The absolute benefit for this book for me is that it is full of ideas on how to use your flowers in different accessories, be it a fascinator, a sash, a bib necklace, a pair of earrings etc. After all, not only is it important to create a gorgeous flower but it is necessary to turn it into a piece of wearable art, into an accessory which can be used, worn and admired. And this book is a good source of inspirational ideas in this respect.
As for the flowers themselves for those of you who create fabric flowers professionally (and passionately!) there will be little inspiration. Although, some projects do require the use of a flower iron and heads, the blooms are rather simple and lack sophistication. I would recommend to combine your knowledge of flower making with the accessory ideas you can get in the book to create your own stunning pieces. For this reason I find the book worth adding to a flower artist’s library.
I would like to start with Handmade flowers from Paper and Fabric by Steve and Megumi Biddle, which was first published back in 1991.
As the title suggests the flowers described in the book can be made not only out of fabric, but also of paper and ribbons, which makes it a useful craft book for those who are into paper flowers as well as fabric ones.
The introduction describes some general techniques of flower making as well as tools one needs to do the job, so even if you are a complete novice it should be enough to get you going. The electric flower iron is mentioned in the book but it is not used for any of the projects as it is deemed to be an expensive tool requiring a high level of skill to operate (which is strictly speaking very true!)
The book gives instructions for 28 flowers and plants including such interesting ones as foxgloves, bird of paradise, strawberries, frangipani, nerine etc. Most of the flowers are made on stems and shown in arrangements but tips on how to make corsages and bridal bouquets are also given along with life-size patterns to every project.

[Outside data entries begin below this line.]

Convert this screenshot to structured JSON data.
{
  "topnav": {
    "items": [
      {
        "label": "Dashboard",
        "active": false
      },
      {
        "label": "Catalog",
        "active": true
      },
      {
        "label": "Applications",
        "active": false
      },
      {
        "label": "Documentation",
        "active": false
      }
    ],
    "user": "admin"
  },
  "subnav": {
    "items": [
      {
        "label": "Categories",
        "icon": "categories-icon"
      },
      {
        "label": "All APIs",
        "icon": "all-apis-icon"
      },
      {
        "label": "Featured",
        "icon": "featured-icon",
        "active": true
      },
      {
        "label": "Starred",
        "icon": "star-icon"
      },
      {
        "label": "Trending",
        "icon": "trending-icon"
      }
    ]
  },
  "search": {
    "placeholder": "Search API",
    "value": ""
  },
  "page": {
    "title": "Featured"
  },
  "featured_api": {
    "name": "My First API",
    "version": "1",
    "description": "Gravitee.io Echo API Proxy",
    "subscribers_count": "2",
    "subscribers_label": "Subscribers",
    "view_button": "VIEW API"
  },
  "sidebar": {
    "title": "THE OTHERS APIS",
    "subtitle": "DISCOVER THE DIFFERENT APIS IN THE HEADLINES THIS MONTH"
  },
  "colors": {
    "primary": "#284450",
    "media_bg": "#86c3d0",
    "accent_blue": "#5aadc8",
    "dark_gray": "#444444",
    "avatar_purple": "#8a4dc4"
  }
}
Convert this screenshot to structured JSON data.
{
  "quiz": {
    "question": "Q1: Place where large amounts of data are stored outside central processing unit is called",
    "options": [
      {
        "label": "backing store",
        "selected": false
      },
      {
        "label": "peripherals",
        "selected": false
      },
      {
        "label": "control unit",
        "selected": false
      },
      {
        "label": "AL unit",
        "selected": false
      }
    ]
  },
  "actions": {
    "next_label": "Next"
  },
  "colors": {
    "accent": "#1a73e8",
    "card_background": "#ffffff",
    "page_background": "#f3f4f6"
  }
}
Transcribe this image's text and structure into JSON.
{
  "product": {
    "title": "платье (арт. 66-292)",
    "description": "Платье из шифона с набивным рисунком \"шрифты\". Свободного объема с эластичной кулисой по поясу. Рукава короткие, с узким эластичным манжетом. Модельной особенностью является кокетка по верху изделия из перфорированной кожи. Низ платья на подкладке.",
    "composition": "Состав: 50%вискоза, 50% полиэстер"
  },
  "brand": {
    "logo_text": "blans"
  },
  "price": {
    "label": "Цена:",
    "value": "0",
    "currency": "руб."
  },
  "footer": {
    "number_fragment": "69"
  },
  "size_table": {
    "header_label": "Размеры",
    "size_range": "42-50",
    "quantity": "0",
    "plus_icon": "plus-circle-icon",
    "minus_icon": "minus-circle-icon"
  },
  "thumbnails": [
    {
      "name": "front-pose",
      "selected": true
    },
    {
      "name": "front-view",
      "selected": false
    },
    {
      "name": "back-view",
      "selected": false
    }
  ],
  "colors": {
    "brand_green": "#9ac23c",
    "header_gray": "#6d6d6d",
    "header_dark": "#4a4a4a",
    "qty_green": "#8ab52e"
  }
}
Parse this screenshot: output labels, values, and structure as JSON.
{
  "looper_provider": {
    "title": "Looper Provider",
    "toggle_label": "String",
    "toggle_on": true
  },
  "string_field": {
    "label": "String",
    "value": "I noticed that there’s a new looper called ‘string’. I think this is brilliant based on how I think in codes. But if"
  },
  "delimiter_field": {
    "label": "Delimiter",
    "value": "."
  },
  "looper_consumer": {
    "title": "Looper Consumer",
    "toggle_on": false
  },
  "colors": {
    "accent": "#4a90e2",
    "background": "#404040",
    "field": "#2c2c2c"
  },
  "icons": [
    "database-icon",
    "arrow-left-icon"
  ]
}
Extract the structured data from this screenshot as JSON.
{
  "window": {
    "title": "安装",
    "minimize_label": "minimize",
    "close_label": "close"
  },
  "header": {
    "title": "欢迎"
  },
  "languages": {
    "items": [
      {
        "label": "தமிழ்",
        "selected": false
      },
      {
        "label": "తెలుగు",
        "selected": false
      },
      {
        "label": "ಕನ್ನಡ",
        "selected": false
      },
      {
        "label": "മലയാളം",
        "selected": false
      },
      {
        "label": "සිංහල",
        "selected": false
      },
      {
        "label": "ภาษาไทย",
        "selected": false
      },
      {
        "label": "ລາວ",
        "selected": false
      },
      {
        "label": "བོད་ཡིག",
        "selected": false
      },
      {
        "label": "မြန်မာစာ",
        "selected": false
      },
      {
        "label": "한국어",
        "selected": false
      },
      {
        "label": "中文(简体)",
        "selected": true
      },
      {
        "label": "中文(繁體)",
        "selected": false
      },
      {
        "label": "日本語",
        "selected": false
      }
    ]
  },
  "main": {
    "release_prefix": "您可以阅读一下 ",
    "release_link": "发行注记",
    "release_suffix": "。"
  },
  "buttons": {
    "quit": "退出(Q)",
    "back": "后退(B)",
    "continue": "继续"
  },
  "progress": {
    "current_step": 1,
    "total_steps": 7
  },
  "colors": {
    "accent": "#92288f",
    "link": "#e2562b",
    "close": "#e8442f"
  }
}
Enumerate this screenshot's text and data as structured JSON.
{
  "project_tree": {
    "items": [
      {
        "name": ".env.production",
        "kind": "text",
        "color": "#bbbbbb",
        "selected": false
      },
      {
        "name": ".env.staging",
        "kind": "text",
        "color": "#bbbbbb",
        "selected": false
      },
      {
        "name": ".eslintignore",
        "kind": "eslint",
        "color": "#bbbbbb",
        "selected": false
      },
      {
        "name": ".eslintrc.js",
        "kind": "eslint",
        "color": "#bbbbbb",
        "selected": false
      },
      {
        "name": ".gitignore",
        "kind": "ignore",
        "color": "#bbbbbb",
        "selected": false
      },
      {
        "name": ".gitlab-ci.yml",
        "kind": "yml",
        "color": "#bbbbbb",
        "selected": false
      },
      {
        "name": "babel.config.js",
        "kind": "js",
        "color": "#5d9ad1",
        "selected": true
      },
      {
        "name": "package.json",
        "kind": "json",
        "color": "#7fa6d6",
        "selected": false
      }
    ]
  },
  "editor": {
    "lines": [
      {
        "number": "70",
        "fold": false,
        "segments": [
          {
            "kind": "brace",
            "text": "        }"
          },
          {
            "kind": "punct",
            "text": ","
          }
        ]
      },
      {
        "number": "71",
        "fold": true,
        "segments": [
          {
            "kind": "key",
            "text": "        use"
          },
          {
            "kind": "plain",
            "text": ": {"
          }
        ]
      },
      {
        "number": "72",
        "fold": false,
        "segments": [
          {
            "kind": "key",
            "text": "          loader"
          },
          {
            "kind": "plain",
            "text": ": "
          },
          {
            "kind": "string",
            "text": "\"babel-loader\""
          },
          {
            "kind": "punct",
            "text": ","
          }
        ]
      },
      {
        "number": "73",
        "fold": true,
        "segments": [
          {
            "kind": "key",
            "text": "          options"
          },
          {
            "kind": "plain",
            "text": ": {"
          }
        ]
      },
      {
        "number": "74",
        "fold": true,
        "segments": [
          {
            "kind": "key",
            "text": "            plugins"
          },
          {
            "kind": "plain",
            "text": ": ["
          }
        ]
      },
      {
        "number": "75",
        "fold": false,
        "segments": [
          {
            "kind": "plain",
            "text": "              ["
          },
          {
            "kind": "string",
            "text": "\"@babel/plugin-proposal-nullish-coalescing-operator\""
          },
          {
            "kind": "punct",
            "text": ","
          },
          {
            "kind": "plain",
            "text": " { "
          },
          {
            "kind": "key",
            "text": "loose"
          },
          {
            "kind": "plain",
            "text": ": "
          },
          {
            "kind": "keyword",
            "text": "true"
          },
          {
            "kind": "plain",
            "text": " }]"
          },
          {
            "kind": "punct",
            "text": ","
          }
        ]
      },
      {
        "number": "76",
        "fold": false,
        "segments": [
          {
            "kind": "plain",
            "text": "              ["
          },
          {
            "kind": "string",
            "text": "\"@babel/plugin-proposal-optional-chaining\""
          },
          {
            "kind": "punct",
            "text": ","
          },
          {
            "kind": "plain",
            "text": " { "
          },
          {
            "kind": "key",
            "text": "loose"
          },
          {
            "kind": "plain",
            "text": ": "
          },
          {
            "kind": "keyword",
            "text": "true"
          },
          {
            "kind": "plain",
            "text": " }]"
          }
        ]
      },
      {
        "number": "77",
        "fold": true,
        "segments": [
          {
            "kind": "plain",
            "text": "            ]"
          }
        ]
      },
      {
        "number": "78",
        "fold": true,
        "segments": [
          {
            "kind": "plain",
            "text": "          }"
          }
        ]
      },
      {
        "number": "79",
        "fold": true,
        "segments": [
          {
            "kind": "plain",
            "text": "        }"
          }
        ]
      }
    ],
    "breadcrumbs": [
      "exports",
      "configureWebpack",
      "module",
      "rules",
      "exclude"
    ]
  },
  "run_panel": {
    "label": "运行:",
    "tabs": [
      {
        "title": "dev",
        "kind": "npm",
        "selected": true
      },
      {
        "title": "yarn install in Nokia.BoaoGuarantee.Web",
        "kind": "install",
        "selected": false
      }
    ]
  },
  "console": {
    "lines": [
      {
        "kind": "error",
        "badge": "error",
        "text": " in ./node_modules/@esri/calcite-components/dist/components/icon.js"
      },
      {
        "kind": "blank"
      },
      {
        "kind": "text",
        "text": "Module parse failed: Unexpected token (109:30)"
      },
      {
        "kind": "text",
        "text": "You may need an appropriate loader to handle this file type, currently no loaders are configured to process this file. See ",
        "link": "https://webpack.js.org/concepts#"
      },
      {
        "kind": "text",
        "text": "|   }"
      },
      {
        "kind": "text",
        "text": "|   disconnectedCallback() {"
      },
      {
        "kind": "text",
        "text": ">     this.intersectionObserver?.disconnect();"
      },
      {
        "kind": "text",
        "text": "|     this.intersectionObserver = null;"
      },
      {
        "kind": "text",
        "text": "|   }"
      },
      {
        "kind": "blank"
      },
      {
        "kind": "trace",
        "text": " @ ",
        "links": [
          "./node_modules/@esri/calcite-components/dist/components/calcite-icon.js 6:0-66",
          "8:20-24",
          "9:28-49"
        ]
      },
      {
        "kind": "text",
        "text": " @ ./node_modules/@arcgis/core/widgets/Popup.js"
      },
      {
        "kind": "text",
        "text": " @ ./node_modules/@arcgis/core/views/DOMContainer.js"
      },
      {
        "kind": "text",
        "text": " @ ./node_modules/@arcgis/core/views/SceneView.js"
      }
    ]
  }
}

Overall it is a good book worthy of being added to your collection of flower making books and with a bit of imagination you can use the patterns provided to make your very own original designs, be it arrangements for your home or summer corsages to add to your outfit.